This initiative seeks to fight against the “progressive degradation of the knowledge of Greek and Latin”. This decline “leads to an ever lower number of students capable of devoting themselves to an acceptable level not only to historic studies, but also to philological, philosophical and theological studies. This in turn will create a dearth of serious research in these areas”.

The object of these prizes is thus to “defend” these ancient languages through “the mainstream media” not only in scholastic circles, but also in “the much larger domain of public opinion”. The Pontifical Committee of Historical Sciences hopes these rewards will stimulate “reflections and debates which will raise awareness among education professionals on a national and international level”.

The Committee deplores the “deceptive” school policies adopted in this domain over the last decade. Dead languages are not only important for Europe and “the future of the countries stemming from its cultural roots”. They are also important for “the cultural patrimony of the entire human race”.

Interested candidates can obtain information by email. Starting in February 2005, ways to participate will be available on the website, on the web pages of the Pontifical Committee of Historical Sciences.

On the occasion of the 50th anniversary of the Committee, in April 2004, John-Paul II exhorted candidates for the priesthood to deepen their knowledge of the Greek and Latin languages, so that “access to the sources of the Church’s tradition would not be impossible for them.” For his part, Msgr. Walter Brandmüller, President of the committee, spoke of a “decline of knowledge of ancient languages over the last fifty years”: “A science which exclusively uses modern-language translations of Greek and Latin texts does not merit the name of science”.

Cardinal Kasper at the end of the Week of Christian Unity

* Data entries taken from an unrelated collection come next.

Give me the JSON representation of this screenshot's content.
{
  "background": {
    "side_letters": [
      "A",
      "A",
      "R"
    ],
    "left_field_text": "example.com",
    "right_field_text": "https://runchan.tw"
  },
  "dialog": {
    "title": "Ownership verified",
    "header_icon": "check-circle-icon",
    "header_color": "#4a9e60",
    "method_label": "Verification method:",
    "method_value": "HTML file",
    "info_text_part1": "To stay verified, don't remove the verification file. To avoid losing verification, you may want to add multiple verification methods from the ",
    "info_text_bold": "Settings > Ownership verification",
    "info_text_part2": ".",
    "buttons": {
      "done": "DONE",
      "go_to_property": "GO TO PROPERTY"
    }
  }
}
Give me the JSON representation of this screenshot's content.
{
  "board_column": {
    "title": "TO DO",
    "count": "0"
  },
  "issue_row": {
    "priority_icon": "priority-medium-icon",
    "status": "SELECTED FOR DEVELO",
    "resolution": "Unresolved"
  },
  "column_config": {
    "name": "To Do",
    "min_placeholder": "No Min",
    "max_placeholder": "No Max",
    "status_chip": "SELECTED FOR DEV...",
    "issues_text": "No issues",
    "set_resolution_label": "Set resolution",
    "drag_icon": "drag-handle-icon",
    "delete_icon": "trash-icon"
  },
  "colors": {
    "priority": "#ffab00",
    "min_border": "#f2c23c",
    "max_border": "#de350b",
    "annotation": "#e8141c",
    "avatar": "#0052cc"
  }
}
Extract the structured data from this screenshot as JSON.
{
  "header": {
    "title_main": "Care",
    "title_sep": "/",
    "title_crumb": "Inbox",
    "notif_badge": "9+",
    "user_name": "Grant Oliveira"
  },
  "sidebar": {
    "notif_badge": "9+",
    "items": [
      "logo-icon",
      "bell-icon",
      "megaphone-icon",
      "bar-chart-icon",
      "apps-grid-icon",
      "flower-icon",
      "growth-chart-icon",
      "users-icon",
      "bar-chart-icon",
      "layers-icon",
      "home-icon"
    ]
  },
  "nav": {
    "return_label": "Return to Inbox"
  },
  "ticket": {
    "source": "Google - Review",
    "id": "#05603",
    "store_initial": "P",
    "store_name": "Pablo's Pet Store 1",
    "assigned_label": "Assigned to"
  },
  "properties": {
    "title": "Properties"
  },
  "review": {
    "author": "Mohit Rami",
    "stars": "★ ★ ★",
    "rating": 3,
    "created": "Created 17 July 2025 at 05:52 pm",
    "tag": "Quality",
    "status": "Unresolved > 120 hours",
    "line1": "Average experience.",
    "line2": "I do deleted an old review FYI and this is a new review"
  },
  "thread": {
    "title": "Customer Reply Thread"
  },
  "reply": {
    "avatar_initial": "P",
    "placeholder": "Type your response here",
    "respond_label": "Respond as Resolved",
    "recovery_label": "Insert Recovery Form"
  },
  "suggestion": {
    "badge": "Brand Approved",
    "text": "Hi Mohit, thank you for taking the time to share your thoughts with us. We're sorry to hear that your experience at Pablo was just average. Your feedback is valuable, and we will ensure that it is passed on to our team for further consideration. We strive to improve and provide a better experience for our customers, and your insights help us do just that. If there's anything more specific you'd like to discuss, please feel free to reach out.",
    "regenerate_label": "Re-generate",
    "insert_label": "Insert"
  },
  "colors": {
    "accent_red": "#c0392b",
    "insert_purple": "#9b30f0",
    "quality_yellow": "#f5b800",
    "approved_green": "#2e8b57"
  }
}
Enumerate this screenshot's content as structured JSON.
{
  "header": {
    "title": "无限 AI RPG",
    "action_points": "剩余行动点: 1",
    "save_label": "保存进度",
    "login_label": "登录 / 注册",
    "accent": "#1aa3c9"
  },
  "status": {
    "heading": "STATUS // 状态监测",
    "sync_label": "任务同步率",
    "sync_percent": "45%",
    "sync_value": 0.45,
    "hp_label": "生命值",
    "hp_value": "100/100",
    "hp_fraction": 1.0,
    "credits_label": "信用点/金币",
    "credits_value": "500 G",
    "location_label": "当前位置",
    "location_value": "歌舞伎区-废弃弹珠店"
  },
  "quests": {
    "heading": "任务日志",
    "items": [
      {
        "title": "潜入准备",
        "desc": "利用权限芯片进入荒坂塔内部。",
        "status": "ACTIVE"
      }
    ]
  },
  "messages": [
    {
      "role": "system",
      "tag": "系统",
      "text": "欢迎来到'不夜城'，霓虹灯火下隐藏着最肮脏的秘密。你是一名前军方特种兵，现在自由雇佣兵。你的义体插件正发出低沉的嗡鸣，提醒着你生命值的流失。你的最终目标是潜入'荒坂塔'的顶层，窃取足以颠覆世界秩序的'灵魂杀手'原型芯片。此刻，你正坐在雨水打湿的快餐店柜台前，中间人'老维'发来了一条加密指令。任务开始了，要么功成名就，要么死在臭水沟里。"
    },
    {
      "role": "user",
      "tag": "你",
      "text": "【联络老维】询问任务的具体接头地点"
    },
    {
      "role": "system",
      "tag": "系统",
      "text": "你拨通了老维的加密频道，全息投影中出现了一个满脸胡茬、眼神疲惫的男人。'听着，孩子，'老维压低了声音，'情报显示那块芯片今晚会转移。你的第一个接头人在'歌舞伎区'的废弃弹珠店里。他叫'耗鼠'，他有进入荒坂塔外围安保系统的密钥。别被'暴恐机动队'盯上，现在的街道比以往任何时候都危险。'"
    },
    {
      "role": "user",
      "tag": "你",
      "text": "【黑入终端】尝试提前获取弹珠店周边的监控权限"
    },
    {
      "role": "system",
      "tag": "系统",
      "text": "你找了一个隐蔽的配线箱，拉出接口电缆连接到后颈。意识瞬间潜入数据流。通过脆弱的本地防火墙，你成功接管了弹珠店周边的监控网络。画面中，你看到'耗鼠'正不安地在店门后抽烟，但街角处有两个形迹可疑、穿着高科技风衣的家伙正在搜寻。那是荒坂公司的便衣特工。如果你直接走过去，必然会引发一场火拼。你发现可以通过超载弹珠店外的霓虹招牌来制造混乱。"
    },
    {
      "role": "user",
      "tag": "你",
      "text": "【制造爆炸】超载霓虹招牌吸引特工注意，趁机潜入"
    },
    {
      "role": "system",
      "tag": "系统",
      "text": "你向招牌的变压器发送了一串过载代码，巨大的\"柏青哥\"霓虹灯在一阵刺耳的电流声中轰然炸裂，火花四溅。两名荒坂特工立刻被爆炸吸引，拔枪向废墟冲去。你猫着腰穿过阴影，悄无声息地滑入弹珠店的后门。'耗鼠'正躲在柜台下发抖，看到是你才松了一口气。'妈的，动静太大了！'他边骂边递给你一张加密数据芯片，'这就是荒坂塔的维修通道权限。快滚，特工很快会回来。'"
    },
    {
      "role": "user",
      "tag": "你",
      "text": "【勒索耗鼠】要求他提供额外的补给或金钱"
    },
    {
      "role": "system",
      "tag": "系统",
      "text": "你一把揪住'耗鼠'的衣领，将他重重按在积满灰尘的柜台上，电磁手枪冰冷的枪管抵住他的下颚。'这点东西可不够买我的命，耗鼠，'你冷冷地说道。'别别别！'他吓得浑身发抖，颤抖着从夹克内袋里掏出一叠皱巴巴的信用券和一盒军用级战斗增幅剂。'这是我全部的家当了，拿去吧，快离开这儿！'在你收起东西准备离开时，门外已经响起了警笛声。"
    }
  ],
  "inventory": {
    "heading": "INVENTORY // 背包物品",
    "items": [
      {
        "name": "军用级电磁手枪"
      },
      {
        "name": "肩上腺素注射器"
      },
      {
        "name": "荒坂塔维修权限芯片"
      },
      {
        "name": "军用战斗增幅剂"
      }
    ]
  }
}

 During Vespers for the feast of the Conversion of St. Paul on January 25 in the Basilica of St. Paul-Outside-the-Walls in Rome, Cardinal Walter Kasper called on Christians to be “good architects” in constructing a united Church. “At the beginning of this new year, we don’t want to look at the past, but hope to turn toward the future, the future of ecumenism”, he declared. “From its beginnings, at the start of the twentieth century, the ecumenical movement has seen great changes in the world and in our churches. The ecumenical situation is even quite diverse. At times, the initial enthusiasm seems to risk sliding into a state of lethargy and losing its credibility. We see on the one hand signs of reticence and resistance and on the other signs of resignation and frustration”.

But for the German cardinal, “we cannot continue to repeat ‘business as usual’. We must “rather question ourselves about what we should and can do” for, “the reconstruction of unity is one of the foremost tasks of the Church”. While proposals are not lacking “to review methods, change structures, integrate new members, examine urgent questions, make a new effort to reflect on our intentions, on our objectives and our priorities”, the answer we must bring to the new challenges is “a faith-filled answer and a spiritual answer, that is, an answer rooted in the life and spirit of Christ”

Concretely, he invited Christians “to unite again around the Bible”, the best ecumenism consists “in reading and living the Gospel”. He also called on them to reflect “together on what it means to be baptized from the point of view of the faith as also from the point of view of life”, because Christians, by means of baptism – the starting point of the ecumenical engagement – “are already in communion with each other” (sic).

Cardinal Walter Kasper presided over the celebration, assisted by Cardinal Ignatius Moussa Daoud, Prefect of the Congregation of Eastern Churches, and by six other representatives of churches and Christian ecclesial communities, among whom were a Methodist pastor, the Anglican bishop John Flack, and a representative of the Coptic Orthodox Church. Dressed in their solemn vestments, they one-by-one read prayers of intercession for the unity of Christians.